- Our communication channels benefit from the data processing of tools like LinearB or Swarmia.
- We incorporate DORA Metrics into our daily standups and sprint planning meetings.
- Team retrospectives usually include discussion of DORA Metrics and how the team performed.
This can be a bit overwhelming at first, but it’s important to remember that DORA Metrics are just a tool to help teams measure their performance and identify areas for improvement. They are not a replacement for the team’s experience and expertise.
One key area where we’ve seen it has been particularly useful is when validating process changes. For example, if a team wants to change their deployment process, they can use DORA Metrics to measure the impact of the change on their deployment frequency and lead time for changes.

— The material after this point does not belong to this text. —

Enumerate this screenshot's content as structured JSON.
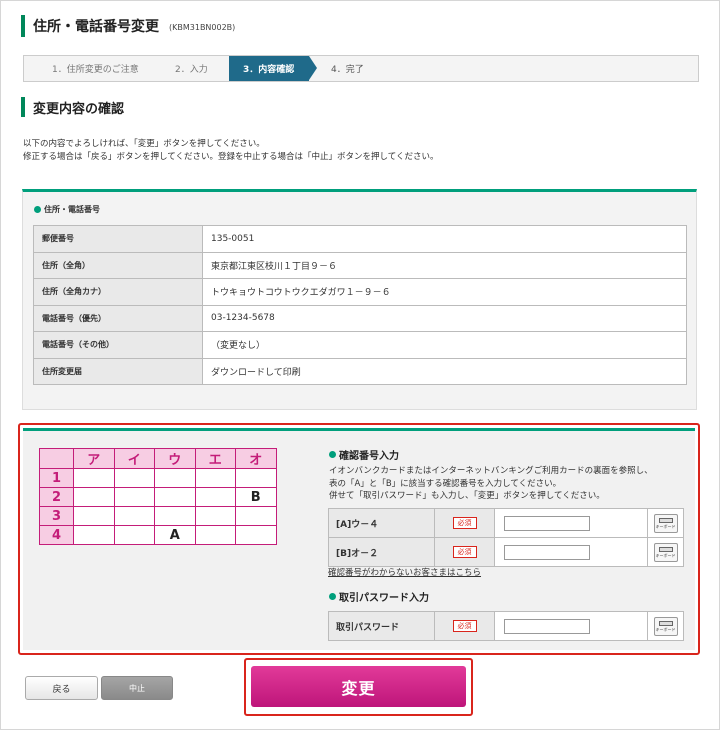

This helps them understand the impact of the change and make data-driven decisions to improve their DevOps practices.
This has proven to be a very effective way to measure the performance of our DevOps practices and identify areas for improvement. We’ve seen that it helps teams make data-driven decisions and continuously improve their software development process.
In conclusion, DORA Metrics and Story Points have unique strengths and weaknesses and serve different purposes. Organizations should use both metrics to understand their software development process and make data-driven decisions comprehensively. By using DORA Metrics to measure the performance of their DevOps practices and Story Points to estimate the effort required to complete user stories, organizations can ensure they are delivering value to the customer and continuously improving their software development process.
- What are DORA (DevOps Research and Assessments) Metrics?
- What are DORA Metrics and How Do They Improve Dev Teams?
- Practical guide to DORA metrics
- Accelerate: The Science of Lean Software and DevOps: Building and Scaling High Performing Technology Organizations
- DORA’s research program
- The DORA DevOps Metrics – Everything You Need to Know
- What are DORA Metrics and Why Do They Matter?
- Use Four Keys metrics like change failure rate to measure your DevOps performance